Well, you know we were all just so hip in the ‘80’s, especially in California. Gender bending was the way to go: David Bowie, Boy George, Annie Lennox, Barbra Streisand as Yentl. Sigourney Weaver was brandishing small arms and the hardest heavy metal bands were using hairspray and full makeup. Left over from the furious women’s lib battle of the 1970’s was the idea that since being June Cleaver left women vulnerable and powerless, the safest way to go must be to shoehorn ourselves into men’s masculine roles. Women accepted men’s traditional definition of power and demanded it for ourselves.

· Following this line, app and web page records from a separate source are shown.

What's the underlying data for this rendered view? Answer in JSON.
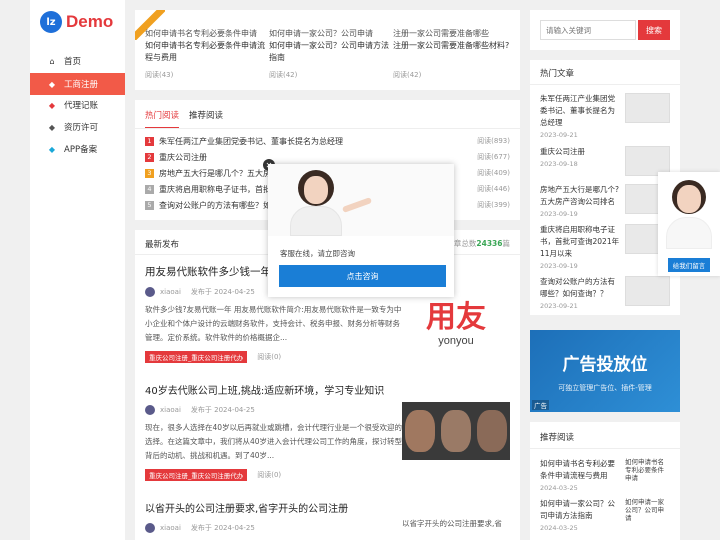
{
  "logo": {
    "badge": "lz",
    "text": "Demo"
  },
  "nav": [
    {
      "label": "首页",
      "icon": "home-icon",
      "glyph": "⌂"
    },
    {
      "label": "工商注册",
      "icon": "tag-icon",
      "glyph": "◆",
      "active": true
    },
    {
      "label": "代理记账",
      "icon": "tag-icon",
      "glyph": "◆"
    },
    {
      "label": "资历许可",
      "icon": "tag-icon",
      "glyph": "◆"
    },
    {
      "label": "APP备案",
      "icon": "tags-icon",
      "glyph": "◆"
    }
  ],
  "cards": [
    {
      "cover": "如何申请书名专利必要条件申请",
      "title": "如何申请书名专利必要条件申请流程与费用",
      "reads": "阅读(43)"
    },
    {
      "cover": "如何申请一家公司？公司申请",
      "title": "如何申请一家公司？公司申请方法指南",
      "reads": "阅读(42)"
    },
    {
      "cover": "注册一家公司需要准备哪些",
      "title": "注册一家公司需要准备哪些材料?",
      "reads": "阅读(42)"
    }
  ],
  "hot": {
    "tabs": [
      "热门阅读",
      "推荐阅读"
    ],
    "items": [
      {
        "n": "1",
        "title": "朱军任两江产业集团党委书记、董事长提名为总经理",
        "reads": "阅读(893)",
        "color": "#e4393c"
      },
      {
        "n": "2",
        "title": "重庆公司注册",
        "reads": "阅读(677)",
        "color": "#e4393c"
      },
      {
        "n": "3",
        "title": "房地产五大行是哪几个？五大房",
        "reads": "阅读(409)",
        "color": "#f0a020"
      },
      {
        "n": "4",
        "title": "重庆将启用职称电子证书，首批",
        "reads": "阅读(446)",
        "color": "#999999"
      },
      {
        "n": "5",
        "title": "查询对公账户的方法有哪些？如",
        "reads": "阅读(399)",
        "color": "#999999"
      }
    ]
  },
  "latest": {
    "title": "最新发布",
    "total_label": "文章总数",
    "total": "24336",
    "total_unit": "篇",
    "articles": [
      {
        "title": "用友易代账软件多少钱一年",
        "author": "xiaoai",
        "date": "发布于 2024-04-25",
        "excerpt": "软件多少钱?友易代账一年 用友易代账软件简介:用友易代账软件是一致专为中小企业和个体户设计的云端财务软件，支持会计、税务申报、财务分析等财务管理。定价系统。软件软件的价格概据企...",
        "tag": "重庆公司注册_重庆公司注册代办",
        "reads": "阅读(0)",
        "image": "yonyou"
      },
      {
        "title": "40岁去代账公司上班,挑战:适应新环境，学习专业知识",
        "author": "xiaoai",
        "date": "发布于 2024-04-25",
        "excerpt": "现在，很多人选择在40岁以后再就业或跳槽，会计代理行业是一个很受欢迎的选择。在这篇文章中，我们将从40岁进入会计代理公司工作的角度，探讨转型背后的动机、挑战和机遇。到了40岁...",
        "tag": "重庆公司注册_重庆公司注册代办",
        "reads": "阅读(0)",
        "image": "faces"
      },
      {
        "title": "以省开头的公司注册要求,省字开头的公司注册",
        "author": "xiaoai",
        "date": "发布于 2024-04-25",
        "excerpt": "",
        "tag": "",
        "reads": "",
        "image": "placeholder",
        "cover": "以省字开头的公司注册要求,省"
      }
    ]
  },
  "yonyou": {
    "cn": "用友",
    "en": "yonyou"
  },
  "search": {
    "placeholder": "请输入关键词",
    "button": "搜索"
  },
  "popular": {
    "title": "热门文章",
    "items": [
      {
        "title": "朱军任两江产业集团党委书记、董事长提名为总经理",
        "date": "2023-09-21"
      },
      {
        "title": "重庆公司注册",
        "date": "2023-09-18"
      },
      {
        "title": "房地产五大行是哪几个?五大房产咨询公司排名",
        "date": "2023-09-19"
      },
      {
        "title": "重庆将启用职称电子证书，首批可查询2021年11月以来",
        "date": "2023-09-19"
      },
      {
        "title": "查询对公账户的方法有哪些？如何查询？？",
        "date": "2023-09-21"
      }
    ]
  },
  "ad": {
    "title": "广告投放位",
    "sub": "可独立管理广告位、插件-管理",
    "corner": "广告"
  },
  "recommend": {
    "title": "推荐阅读",
    "items": [
      {
        "title": "如何申请书名专利必要条件申请流程与费用",
        "date": "2024-03-25",
        "cover": "如何申请书名专利必要条件申请"
      },
      {
        "title": "如何申请一家公司？公司申请方法指南",
        "date": "2024-03-25",
        "cover": "如何申请一家公司？公司申请"
      }
    ]
  },
  "chat": {
    "text": "客服在线，请立即咨询",
    "button": "点击咨询"
  },
  "float_service": {
    "button": "给我们留言"
  }
}
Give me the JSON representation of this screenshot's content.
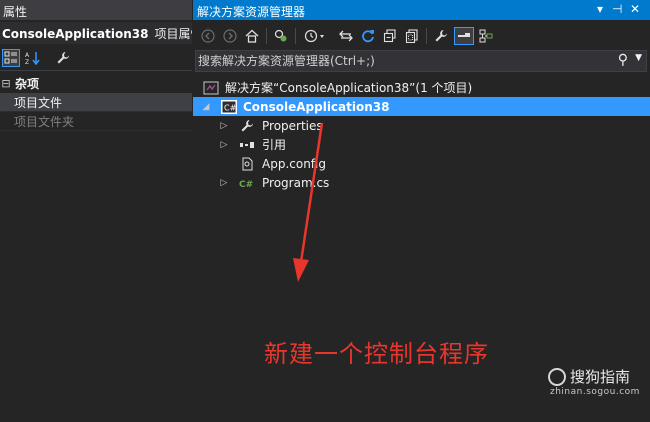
{
  "properties_panel": {
    "title": "属性",
    "object_name": "ConsoleApplication38",
    "object_type": "项目属性",
    "toolbar": {
      "categorized_icon": "categorized-icon",
      "alphabetical_icon": "alphabetical-sort-icon",
      "property_pages_icon": "wrench-icon"
    },
    "category": {
      "toggle": "⊟",
      "label": "杂项"
    },
    "properties": [
      {
        "label": "项目文件",
        "selected": true,
        "disabled": false
      },
      {
        "label": "项目文件夹",
        "selected": false,
        "disabled": true
      }
    ]
  },
  "solution_explorer": {
    "title": "解决方案资源管理器",
    "title_controls": {
      "dropdown": "▾",
      "pin": "⊣",
      "close": "✕"
    },
    "search": {
      "placeholder": "搜索解决方案资源管理器(Ctrl+;)",
      "value": ""
    },
    "tree": {
      "solution": "解决方案“ConsoleApplication38”(1 个项目)",
      "project": "ConsoleApplication38",
      "items": [
        {
          "label": "Properties",
          "icon": "wrench-icon",
          "expandable": true
        },
        {
          "label": "引用",
          "icon": "references-icon",
          "expandable": true
        },
        {
          "label": "App.config",
          "icon": "config-file-icon",
          "expandable": false
        },
        {
          "label": "Program.cs",
          "icon": "csharp-file-icon",
          "expandable": true
        }
      ]
    },
    "colors": {
      "selection": "#3399ff",
      "title_active": "#007acc"
    }
  },
  "annotation": {
    "text": "新建一个控制台程序",
    "color": "#e8362c"
  },
  "watermark": {
    "name": "搜狗指南",
    "url": "zhinan.sogou.com"
  }
}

So we got Melanie Griffith’s Working Girl proving herself in the boardroom, Geraldine Ferraro nominated to be vice president, and Madonna wielding sexuality like a doomsday weapon with which to take over the world. Female sexuality became hard and glossy, straight lines and pointy angles. We armored ourselves with shoulder pads, V-shaped dresses and oversized blazers.
And yet at the record store I cashiered from 1986 to 1988 there were buttons that said, “The 80’s are the 50’s in color.” Nancy Reagan embodied the attitude that now that all that women’s lib silliness was over, it was time to get back behind our man. Actually two equally strong forces were at work: the androgynous, hard-bodied images (Grace Jones, Brigitte Nielsen) and the buttons-and-bows, fluffy-soft approach (Molly Ringwald, Winona Ryder). No wonder I was confused.

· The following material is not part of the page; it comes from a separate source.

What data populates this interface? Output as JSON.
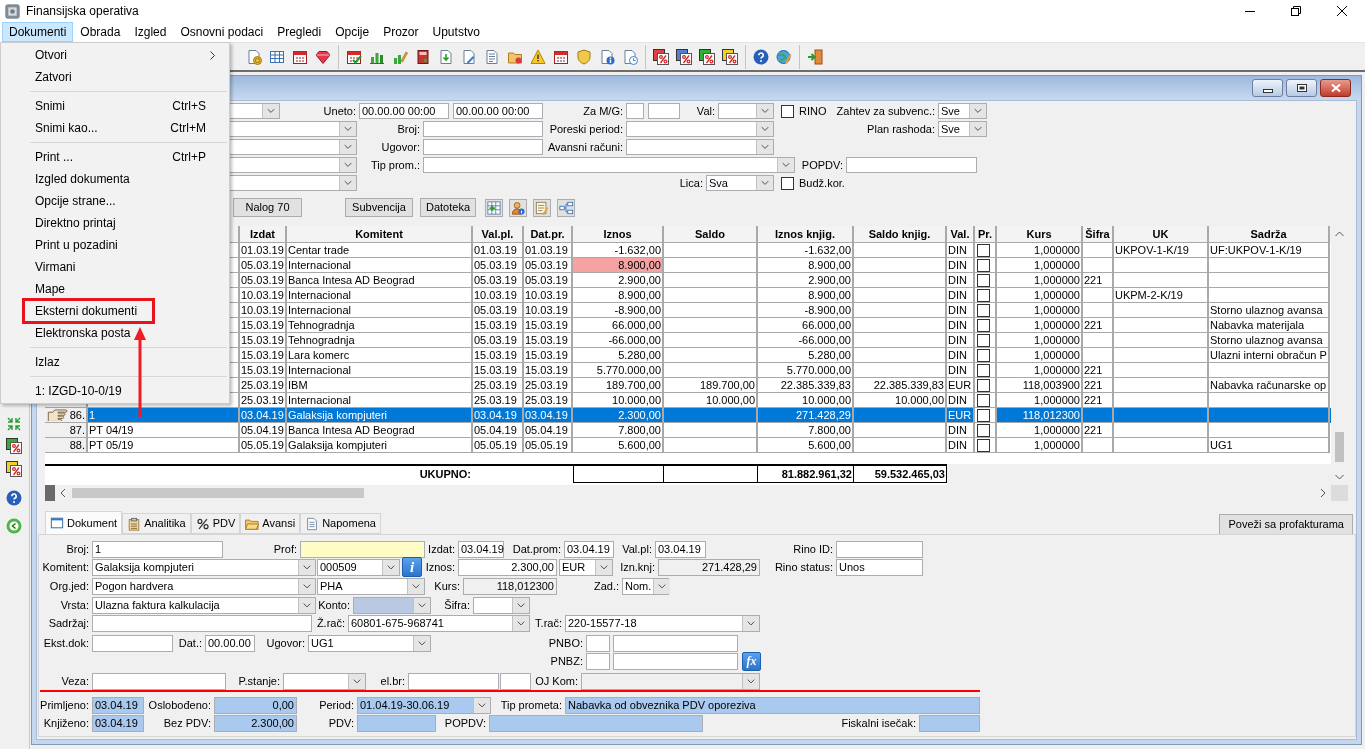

I absorbed all of this from my environment, alternately wearing the dresses with bows and lace, and the cropped hair and blazer. I wanted nothing to do with Nancy Reagan and accepted that as women tried to occupy the same roles and spaces as men, women and men became competitors in the same arenas. Somehow I understood that this translated from boardroom to bedroom. I saw men not as romantic partners to be attracted and romanced by, but as sexist adversaries to be battled. Hence, my wrestling over the check. From my environment I learned that when it came to men, safety lay in thick walls of cynicism, a sharp sword of wit and atom bombs of devastating intelligence.
Oh yeah, that was me growing up in California in the 1980’s. I didn’t leave this environment until I headed out to the east coast for graduate school at the age of 22. There I spent five years in a sort of stunted social phase of dating men only for fun, never for anything serious. While other women used their 20’s to find a husband, I used them only to see who I could attract and what I could make him do for me. I was not operating from a base of much self-esteem. Once I realized that the dream of becoming an English professor was someone else’s, I left the PhD program and moved to Chicago to become a musician. And it was here in the heartland that I finally began to re-learn my role as a dating woman. It’s a re-programming that still continues.
In the Midwest, men open doors, offer seats, pay for dinners, do the driving, and it’s not because I’m unable to do these things for myself or as a barter for sex. It’s because women are valuable enough to be cherished in this way. Why did it take me so long to realize this? I’ve lived in Chicago for 11 years and I’m still learning. Me valuable? Me cherished? It’s a crime that I ever learned that I wasn’t. But so it was. I’m finally learning to stop fighting men as if I were the last warrior at the drawbridge. I’m finally learning that men and women are not the same, we never were and were never supposed to be. What I learned growing up, that in order for women to be considered the equal of men we had to take on their characteristics, was never true. Feminine power is different from masculine power and that’s okay.
So at the age of almost 38, I am finally relaxing into the role of girl: brilliant, radiant and lithe. I will never gird myself with oversized blazers or shoulder pads again. No longer coveting men’s physical build and masculine ego, these days I relax into the curves I used to hide. I’ll gleam instead of shine, and sway instead of swagger. I think I can cherish myself enough to let a man cherish me. Just watch – any decade now I’m sure I’ll get it right.